Tom told of an incident that occurred during the motor-oar controversy, while the Park Service was still trying to phase out motors. Georgie had been edgy and worried about it. A private trip was waiting to use the ramp to launch, but Georgie was rigging her boats and taking up the entire area. She told them, “I’ve got my stuff here, and when I’m done you can bring your gear in and rig your boats.” This did not sit well with them, and they complained to Workman.

See All Chapters
Medium 9780874212341

9 Exploring Mexican Rivers, 1958-1959

Richard Westwood Utah State University Press ePub

Always looking for new rivers to explore, Georgie had for some time been considering a trip in Mexico. The first such expedition was finally set for the fall of 1958. The party would include Lillian Lasch, Paul Kelly, Marshall Bond, Jr., Frank Rich, Jr., and Orville Miller. They had planned to explore the Rio Papigochico Aros, but that didn’t pan out, as the river and surrounding area were inundated by a tropical storm.

On the flight into Mexico the party encountered continuous torrential rains. On all sides were nothing but clouds. When they finally dropped low enough to see the countryside, the group found the entire terrain flooded. They would later find roads washed out, telephones out of commission, telegraph wires down, and people marooned on high spots hoping desperately for help. More than thirty thousand people were believed to have been left temporarily homeless.

The pilot tried desperately to maneuver out of the storm, flying up several valleys only to be forced back the same way he had come. Fuel was getting low and they were looking for a known emergency landing field. When they finally located it, it was one big lake with the runways completely inundated.

See All Chapters
Medium 9780874212341

23 Birthday Party, 1990

Richard Westwood Utah State University Press ePub

Georgie’s loves, the things that kept her coming back to the Canyon, were the rapids, the river, and the river community.

Carol “Fritz” Fritzsinger was a young boatwoman working for Dick McCallum of Expeditions, Inc., in 1990. Fritz said she thought Georgie just acknowledged her as another woman running the river. Once she was leading a trip that was preparing to launch at Lee’s Ferry at the same time Georgie was there. Georgie came over to her and said, “Now, you tell your boys that they need to get out of my way. I’ve got a big boat and, you know, I need lots of room on the river.” Fritz recalls, “And it just tickled me, that she just recognized me as another woman on the river and that she related to me as ‘a woman and her boys,’ the way she was.” For awhile after that, the men she worked with were nicknamed “Fritz’s boys.”

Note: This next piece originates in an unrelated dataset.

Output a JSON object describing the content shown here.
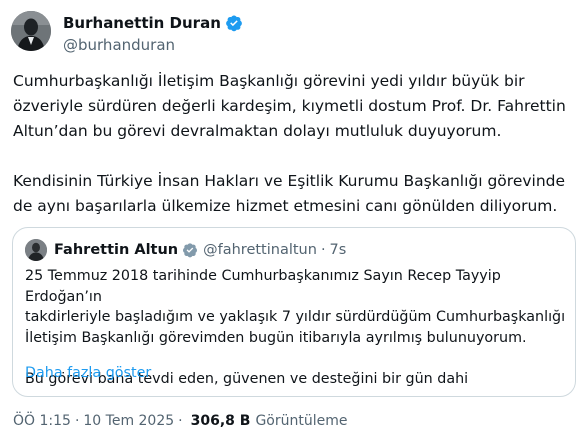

Fritz and Annie Anderson were talking with Georgie one day and asked if she would do a trip with just guides sometime, so that they could float the river with her—just have a little trip where they could get to know her personally. Georgie thought that was a great idea.

See All Chapters
Medium 9780874212341

15 Disaster on a Mexican River, 1966-1967

Richard Westwood Utah State University Press ePub

In 1966 the Bureau of Reclamation had a bill introduced in Congress that would allow it to construct two hydroelectric dams in the Grand Canyon.1 The proposed Marble Canyon Dam would be located above the Grand Canyon National Park boundary, and Bridge Canyon Dam would be in the lower part of the gorge near Mile 235. At that time only a fraction of the Grand Canyon was included in the existing Grand Canyon National Park. Bridge Canyon Dam, as proposed, would extend a reservoir thirteen miles into Grand Canyon National Park.

The integrity of the park was threatened according to the Sierra Club, who rather than remain on the defensive mounted a counter-offensive. In April 1966 they sponsored legislation that would enlarge the park to include the entire canyon and would specifically prohibit any dams or diversions between Lee’s Ferry, where the canyon begins, and the Grand Wash Cliffs, where it ends.

Other conservationist groups followed suit. Hugh Nash, editor of the Sierra Club Bulletin, wrote:

See All Chapters

See All Chapters